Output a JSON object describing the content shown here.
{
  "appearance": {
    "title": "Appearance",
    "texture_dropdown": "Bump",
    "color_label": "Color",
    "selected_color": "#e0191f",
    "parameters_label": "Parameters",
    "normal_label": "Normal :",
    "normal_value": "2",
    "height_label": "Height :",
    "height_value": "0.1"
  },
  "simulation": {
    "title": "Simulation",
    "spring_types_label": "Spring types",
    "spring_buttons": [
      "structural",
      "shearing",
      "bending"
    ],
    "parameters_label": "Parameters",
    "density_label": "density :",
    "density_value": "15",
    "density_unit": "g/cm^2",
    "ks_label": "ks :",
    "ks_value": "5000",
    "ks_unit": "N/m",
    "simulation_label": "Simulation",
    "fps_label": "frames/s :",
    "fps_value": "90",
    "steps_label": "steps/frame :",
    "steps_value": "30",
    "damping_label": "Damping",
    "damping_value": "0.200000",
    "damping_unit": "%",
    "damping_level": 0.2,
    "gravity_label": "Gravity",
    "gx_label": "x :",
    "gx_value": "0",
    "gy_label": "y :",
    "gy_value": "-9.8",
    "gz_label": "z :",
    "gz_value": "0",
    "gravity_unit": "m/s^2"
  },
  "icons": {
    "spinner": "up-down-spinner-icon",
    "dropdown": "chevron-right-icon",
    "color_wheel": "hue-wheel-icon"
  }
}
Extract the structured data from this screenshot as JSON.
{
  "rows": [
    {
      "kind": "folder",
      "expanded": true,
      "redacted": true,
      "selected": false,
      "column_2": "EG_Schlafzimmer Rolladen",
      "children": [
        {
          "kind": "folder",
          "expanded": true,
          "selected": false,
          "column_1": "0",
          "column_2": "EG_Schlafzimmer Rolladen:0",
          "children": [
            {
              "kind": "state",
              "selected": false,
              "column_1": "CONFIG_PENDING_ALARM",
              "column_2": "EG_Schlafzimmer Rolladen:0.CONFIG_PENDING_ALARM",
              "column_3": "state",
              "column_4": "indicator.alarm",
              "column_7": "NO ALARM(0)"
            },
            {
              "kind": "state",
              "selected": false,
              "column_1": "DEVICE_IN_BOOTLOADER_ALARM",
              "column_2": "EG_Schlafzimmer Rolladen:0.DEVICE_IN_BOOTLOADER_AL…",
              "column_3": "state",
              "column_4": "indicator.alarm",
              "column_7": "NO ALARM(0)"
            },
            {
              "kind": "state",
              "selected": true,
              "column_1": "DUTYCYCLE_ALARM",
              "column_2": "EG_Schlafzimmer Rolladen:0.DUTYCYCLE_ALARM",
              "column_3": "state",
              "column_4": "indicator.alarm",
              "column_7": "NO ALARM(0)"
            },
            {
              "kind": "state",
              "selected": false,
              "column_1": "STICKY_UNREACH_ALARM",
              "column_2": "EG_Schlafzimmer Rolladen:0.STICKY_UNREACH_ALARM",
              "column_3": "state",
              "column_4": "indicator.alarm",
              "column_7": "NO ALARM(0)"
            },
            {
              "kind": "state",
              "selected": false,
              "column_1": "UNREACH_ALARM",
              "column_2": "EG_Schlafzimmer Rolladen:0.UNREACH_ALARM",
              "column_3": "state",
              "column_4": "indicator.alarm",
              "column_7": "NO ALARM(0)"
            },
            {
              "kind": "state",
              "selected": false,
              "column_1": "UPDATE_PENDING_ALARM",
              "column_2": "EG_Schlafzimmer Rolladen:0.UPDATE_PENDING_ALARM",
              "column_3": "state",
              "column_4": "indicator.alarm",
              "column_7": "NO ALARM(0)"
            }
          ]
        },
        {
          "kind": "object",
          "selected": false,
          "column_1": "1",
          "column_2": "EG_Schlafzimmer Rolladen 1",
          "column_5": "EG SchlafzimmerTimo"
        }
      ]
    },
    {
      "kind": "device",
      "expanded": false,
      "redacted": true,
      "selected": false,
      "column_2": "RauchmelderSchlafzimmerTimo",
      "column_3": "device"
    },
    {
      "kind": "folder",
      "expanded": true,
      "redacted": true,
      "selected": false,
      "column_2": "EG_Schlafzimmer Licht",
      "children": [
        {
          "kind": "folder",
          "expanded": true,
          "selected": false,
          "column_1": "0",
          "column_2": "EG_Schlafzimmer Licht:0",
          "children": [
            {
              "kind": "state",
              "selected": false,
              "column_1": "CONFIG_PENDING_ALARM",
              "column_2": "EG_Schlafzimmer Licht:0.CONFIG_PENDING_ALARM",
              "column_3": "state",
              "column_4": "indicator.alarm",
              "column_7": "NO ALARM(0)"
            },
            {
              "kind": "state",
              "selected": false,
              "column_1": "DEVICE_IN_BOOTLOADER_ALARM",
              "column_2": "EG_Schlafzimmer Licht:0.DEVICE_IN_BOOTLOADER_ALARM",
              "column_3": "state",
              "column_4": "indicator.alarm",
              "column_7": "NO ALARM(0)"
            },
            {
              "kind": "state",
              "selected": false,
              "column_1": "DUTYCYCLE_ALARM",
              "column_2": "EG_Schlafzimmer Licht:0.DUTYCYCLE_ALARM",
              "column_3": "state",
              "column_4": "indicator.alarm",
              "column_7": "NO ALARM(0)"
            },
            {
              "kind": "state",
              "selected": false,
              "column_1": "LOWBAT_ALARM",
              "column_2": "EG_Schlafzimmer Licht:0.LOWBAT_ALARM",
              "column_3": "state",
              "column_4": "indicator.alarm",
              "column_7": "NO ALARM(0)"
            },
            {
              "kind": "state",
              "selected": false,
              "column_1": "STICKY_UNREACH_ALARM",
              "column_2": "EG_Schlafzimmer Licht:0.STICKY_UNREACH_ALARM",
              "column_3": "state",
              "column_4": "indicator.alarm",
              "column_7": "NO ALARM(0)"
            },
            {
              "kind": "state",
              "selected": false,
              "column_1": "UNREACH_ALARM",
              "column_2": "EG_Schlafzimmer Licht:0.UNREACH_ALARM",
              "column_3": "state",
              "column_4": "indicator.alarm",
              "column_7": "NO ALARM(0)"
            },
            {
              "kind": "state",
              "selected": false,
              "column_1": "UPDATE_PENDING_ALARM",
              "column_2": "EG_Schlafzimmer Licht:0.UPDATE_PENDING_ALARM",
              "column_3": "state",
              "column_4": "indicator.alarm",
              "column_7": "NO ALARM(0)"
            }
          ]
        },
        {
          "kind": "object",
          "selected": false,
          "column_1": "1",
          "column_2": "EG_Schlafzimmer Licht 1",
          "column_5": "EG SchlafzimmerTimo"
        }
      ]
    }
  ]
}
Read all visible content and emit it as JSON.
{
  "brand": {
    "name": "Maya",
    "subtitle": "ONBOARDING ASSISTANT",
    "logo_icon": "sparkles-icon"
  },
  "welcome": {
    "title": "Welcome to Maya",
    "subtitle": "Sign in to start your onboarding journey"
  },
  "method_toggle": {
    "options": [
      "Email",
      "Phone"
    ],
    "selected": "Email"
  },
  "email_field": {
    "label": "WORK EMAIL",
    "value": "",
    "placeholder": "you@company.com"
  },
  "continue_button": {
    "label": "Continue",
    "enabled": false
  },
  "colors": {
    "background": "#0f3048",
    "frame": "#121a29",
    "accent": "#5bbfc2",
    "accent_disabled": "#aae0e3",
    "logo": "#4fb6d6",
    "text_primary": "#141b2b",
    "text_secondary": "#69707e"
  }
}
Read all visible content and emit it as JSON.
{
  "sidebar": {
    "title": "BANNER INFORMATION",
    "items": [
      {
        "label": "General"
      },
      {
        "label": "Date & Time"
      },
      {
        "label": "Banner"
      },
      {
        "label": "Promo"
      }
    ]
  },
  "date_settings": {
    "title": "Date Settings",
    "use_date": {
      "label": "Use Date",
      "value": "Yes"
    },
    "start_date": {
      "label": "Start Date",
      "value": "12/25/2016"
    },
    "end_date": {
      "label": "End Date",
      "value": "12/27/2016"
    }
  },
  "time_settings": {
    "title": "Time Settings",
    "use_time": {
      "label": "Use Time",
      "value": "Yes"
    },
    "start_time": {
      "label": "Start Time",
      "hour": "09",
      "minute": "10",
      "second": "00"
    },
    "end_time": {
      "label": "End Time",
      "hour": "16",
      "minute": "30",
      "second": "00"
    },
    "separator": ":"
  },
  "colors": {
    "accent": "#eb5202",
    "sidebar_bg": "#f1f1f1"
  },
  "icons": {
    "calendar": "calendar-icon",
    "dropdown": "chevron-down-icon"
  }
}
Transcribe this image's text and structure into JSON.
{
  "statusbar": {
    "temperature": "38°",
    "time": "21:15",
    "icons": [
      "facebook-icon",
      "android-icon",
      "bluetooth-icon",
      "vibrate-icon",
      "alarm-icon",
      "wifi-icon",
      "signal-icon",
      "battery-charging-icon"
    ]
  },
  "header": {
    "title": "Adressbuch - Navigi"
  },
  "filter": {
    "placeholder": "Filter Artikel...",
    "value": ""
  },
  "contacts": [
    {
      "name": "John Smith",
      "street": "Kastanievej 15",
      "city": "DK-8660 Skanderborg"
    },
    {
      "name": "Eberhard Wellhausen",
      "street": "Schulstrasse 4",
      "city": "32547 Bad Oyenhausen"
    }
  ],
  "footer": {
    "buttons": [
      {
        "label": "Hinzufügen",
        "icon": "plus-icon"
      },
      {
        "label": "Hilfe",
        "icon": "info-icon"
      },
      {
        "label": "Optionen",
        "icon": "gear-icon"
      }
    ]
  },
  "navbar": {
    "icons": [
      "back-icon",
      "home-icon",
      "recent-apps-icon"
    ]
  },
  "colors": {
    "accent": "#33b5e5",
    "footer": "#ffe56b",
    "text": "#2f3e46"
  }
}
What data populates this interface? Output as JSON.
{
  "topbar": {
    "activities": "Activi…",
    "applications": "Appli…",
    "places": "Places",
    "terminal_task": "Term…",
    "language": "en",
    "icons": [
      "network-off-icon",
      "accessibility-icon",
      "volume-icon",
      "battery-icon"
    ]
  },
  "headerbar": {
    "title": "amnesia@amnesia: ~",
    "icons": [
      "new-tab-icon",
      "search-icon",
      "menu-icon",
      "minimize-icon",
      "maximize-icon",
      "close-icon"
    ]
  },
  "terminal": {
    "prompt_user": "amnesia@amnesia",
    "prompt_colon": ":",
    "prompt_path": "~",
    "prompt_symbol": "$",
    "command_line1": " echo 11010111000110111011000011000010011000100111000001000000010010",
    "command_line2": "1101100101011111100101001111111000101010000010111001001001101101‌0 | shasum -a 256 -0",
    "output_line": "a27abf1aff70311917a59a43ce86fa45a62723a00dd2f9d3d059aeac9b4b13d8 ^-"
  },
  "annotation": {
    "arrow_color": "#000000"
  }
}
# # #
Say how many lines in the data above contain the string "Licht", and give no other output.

10